The planters currently used include the automatic pick-type, the assisted feed, cup and tuber unit types. The pick-type is fast and operates most efficiently for uniform blocky seed pieces. However, punctures made by the pickers may spread tuber borne diseases from one seed piece to another. The assisted feed type, while slower and requiring more labour, allows greater placement precision ensuring better stands. The cup type, like the assisted feed type, reduces the spread of any disease which may be present. Cup type planters, though automatic, are sensitive to seed size and function best with uniform sized whole or cut seed. Tuber unit planters are primarily used by producers of Elite seed classes to meet planting requirements for certification.

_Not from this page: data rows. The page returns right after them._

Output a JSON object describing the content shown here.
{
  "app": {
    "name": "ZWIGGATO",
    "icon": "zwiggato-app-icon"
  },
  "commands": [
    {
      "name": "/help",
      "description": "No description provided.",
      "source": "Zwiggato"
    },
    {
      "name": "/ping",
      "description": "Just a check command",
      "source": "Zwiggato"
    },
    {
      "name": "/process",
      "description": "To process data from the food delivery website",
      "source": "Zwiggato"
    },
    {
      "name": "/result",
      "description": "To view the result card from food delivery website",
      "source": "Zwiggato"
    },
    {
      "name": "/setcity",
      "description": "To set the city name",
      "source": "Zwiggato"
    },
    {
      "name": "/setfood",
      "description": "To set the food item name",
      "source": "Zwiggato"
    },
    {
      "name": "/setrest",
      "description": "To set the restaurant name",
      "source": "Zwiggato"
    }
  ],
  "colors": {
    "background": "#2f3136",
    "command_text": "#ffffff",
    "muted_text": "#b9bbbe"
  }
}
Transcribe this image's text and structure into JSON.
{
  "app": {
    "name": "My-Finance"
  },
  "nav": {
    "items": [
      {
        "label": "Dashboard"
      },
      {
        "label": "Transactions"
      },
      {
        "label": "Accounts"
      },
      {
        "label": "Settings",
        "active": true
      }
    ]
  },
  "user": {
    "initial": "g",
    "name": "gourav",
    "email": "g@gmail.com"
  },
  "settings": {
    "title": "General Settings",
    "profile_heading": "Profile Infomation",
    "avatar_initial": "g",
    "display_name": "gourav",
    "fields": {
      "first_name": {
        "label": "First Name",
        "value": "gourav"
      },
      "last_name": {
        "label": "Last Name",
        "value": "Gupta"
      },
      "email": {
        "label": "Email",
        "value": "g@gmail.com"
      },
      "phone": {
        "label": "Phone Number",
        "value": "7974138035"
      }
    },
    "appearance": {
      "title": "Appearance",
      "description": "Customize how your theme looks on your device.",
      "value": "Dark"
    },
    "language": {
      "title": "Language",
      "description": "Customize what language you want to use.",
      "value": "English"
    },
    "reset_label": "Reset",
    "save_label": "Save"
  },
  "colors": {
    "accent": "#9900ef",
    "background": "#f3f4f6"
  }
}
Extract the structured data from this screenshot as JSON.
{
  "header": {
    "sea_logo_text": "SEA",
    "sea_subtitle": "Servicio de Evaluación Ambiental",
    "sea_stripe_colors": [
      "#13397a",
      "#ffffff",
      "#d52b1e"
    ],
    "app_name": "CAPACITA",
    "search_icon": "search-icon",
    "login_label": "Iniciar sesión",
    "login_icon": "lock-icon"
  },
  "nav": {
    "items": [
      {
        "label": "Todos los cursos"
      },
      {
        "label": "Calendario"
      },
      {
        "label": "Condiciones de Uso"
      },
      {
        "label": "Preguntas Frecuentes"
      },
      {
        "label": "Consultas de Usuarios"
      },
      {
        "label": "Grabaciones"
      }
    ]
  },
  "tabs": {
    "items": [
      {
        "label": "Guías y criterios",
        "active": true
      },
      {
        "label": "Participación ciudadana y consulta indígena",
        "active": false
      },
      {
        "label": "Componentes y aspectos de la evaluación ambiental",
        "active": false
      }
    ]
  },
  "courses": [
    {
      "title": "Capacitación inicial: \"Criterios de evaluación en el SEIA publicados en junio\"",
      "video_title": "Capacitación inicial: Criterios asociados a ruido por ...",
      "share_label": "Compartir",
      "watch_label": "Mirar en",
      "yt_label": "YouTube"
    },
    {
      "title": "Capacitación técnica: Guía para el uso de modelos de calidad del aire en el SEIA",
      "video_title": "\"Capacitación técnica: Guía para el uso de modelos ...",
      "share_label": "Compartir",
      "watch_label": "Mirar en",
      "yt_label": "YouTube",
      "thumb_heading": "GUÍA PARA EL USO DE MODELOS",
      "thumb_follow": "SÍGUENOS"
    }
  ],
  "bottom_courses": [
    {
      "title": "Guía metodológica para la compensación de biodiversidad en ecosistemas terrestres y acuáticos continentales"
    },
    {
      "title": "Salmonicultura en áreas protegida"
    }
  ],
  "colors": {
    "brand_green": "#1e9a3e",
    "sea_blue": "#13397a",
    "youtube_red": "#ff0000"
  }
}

It is important that planters be adequately cleaned and disinfected prior to use and in between fields. Proper mechanical operation contributes significantly to a good plant stand. Planters should be maintained in good working condition, operated at rates according to manufacturers' recommendations and run by competent persons.

No specific depth of planting will give equally good results under all conditions. Planting depths of 8 to 13 cm are recommended, but it is very important for good germination to place seed in warm, moist soil. Shallow planting can result in uneven emergence and contribute to some tuber greening. Excessive depth of planting may delay emergence, increase chances of disease and seed decay, reduce vigour and result in poor stand.

STEM NUMBERS

The numbers and size of tubers produced in the field is largely affected by the number of stems per unit of area. The greater the stem density, the greater in number and the smaller in average size are the tubers produced.

Small whole seed production requires a high stem density (over 30 stems/square meter). Tablestock and especially processing production require reduced stem densities.

Stem density is controlled by set spacing and the number of stems produced per set. The number of stems per set is influenced by the seed pre-treatment and seed size and variety.

For early market tablestock and processing potatoes, low stem densities are usually obtained by planting cut sets from larger tubers. In this manner, sets of 40 to 55 g having only a few eyes can be planted relatively far apart.

The close planting of whole tubers results in the multiple stems per set and high stem densities as is required for seed production.

CUTTING OF SEED

The shock of cutting seed reduces apical dominance, allowing additional sprouts to develop. Cut seed pieces have less eyes than whole seed of the same seed piece weight. Due to the shock of cutting, cut seed emerges earlier than whole seed which has not been subjected to a heat shock or presprouting.

Cleanliness and disinfection are most important in cutting seed to reduce the spread of any disease by the cutting knives.

The ideal situation is to cut seed ahead of time, and allow it to suberize under conditions of good ventilation, high humidity and a temperature of 12o-20oC. This is most important as the seed can spoil very quickly if these conditions are not met.